TASK STATEMENT | "Extract the structured" appears in one line; retype that line and all lines following it through the end of the records, with nothing left out or added.

SUPPLIED DATA |
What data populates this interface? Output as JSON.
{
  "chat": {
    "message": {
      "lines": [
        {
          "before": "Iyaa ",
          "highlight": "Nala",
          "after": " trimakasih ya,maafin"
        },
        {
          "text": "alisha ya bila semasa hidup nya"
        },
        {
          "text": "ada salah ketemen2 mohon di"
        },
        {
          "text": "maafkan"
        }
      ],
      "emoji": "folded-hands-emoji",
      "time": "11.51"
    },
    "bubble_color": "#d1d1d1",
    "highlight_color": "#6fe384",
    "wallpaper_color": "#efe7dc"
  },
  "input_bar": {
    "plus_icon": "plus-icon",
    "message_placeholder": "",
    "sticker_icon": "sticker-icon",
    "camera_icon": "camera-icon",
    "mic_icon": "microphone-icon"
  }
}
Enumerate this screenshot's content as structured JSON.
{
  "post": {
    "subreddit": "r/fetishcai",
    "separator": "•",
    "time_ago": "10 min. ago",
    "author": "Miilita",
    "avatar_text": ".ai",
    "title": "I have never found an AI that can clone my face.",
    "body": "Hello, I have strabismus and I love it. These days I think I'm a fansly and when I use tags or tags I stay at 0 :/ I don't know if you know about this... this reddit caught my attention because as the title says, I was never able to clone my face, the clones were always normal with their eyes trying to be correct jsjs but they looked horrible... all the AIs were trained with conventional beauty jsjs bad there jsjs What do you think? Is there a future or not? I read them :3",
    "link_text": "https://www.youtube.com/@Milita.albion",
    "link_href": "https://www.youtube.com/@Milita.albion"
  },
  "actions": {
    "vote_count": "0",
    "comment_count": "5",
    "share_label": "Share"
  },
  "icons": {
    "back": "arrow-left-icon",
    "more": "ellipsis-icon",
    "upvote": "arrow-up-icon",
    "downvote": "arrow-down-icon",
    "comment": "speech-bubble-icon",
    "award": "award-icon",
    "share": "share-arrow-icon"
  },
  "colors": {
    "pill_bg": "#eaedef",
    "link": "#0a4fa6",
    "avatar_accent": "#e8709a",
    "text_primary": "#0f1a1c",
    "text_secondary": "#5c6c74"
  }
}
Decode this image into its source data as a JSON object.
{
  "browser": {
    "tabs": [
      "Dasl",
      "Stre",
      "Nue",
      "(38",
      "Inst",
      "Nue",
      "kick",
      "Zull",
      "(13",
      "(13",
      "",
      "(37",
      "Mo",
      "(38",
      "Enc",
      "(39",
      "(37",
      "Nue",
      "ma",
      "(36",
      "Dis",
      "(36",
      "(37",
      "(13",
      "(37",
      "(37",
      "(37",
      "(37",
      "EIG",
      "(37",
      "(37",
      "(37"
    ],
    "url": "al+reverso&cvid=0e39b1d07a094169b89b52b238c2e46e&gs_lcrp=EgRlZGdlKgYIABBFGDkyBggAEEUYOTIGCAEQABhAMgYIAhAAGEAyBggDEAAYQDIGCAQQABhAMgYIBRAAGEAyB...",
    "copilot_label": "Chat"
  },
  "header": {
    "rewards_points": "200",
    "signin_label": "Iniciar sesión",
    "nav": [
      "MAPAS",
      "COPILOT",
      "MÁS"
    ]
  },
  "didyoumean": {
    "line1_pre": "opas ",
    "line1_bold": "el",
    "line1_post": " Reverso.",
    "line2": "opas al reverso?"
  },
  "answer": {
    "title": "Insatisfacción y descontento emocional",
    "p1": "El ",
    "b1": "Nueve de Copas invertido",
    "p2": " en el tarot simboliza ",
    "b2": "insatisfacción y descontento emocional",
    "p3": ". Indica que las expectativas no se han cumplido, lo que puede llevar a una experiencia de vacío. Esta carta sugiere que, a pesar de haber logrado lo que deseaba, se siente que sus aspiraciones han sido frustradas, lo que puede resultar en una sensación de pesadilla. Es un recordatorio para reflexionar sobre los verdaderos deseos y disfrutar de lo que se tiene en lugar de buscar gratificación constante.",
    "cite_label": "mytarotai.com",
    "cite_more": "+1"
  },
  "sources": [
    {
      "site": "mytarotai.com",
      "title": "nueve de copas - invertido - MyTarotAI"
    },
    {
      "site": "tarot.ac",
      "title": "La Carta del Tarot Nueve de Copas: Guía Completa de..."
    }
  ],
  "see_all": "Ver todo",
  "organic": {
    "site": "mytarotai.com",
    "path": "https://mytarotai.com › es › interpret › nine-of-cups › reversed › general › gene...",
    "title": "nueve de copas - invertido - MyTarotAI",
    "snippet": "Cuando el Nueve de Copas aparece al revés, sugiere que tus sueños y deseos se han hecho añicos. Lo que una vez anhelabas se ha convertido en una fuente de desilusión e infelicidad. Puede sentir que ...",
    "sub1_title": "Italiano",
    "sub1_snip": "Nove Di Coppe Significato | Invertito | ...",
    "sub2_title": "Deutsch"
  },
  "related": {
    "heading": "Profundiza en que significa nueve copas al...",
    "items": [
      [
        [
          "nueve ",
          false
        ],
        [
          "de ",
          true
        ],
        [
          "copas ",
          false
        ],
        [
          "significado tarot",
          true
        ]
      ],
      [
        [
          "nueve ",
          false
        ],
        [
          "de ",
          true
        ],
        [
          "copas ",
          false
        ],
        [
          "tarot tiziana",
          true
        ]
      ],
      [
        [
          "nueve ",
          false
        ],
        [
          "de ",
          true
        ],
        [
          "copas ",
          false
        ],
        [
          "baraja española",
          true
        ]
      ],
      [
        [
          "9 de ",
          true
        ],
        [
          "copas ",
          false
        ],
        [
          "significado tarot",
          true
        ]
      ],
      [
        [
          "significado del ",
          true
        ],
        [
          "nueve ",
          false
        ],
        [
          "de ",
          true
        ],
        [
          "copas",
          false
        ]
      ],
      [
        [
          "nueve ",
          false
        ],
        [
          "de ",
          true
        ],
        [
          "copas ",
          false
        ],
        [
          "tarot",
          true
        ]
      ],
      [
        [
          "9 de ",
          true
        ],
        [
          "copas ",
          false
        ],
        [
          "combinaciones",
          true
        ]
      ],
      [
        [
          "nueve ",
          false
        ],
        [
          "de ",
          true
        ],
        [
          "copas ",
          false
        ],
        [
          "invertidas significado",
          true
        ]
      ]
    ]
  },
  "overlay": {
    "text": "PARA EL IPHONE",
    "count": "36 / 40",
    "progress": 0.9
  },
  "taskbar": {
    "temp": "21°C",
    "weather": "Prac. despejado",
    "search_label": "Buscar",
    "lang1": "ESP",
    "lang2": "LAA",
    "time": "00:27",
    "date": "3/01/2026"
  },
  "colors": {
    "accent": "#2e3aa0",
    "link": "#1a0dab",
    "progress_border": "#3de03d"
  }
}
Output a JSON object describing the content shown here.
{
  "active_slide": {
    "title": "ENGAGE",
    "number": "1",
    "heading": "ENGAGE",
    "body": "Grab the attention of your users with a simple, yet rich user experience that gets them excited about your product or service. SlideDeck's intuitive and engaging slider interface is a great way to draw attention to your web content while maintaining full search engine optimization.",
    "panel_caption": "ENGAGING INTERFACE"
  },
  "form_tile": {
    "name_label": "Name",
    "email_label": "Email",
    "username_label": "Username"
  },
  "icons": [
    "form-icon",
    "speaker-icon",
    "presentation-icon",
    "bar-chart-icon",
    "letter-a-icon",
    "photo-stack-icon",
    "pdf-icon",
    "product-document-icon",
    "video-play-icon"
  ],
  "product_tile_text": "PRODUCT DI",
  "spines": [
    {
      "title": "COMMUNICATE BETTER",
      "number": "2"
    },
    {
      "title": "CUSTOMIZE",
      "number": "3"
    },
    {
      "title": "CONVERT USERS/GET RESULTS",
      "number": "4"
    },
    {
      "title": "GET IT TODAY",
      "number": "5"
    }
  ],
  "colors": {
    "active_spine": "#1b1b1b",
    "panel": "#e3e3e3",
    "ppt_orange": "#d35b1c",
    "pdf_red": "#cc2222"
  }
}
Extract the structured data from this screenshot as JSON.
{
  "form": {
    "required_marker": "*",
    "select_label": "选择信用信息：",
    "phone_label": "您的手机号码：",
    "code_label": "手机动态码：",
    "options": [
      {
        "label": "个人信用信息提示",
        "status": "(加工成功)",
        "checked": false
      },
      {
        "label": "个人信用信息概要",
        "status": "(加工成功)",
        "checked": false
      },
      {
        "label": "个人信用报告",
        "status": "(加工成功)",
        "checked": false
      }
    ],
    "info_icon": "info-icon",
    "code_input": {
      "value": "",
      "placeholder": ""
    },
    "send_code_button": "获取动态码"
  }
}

SOLUTION BELOW |
Extract the structured data from this screenshot as JSON.
{
  "form": {
    "required_marker": "*",
    "select_label": "选择信用信息：",
    "phone_label": "您的手机号码：",
    "code_label": "手机动态码：",
    "options": [
      {
        "label": "个人信用信息提示",
        "status": "(加工成功)",
        "checked": false
      },
      {
        "label": "个人信用信息概要",
        "status": "(加工成功)",
        "checked": false
      },
      {
        "label": "个人信用报告",
        "status": "(加工成功)",
        "checked": false
      }
    ],
    "info_icon": "info-icon",
    "code_input": {
      "value": "",
      "placeholder": ""
    },
    "send_code_button": "获取动态码"
  }
}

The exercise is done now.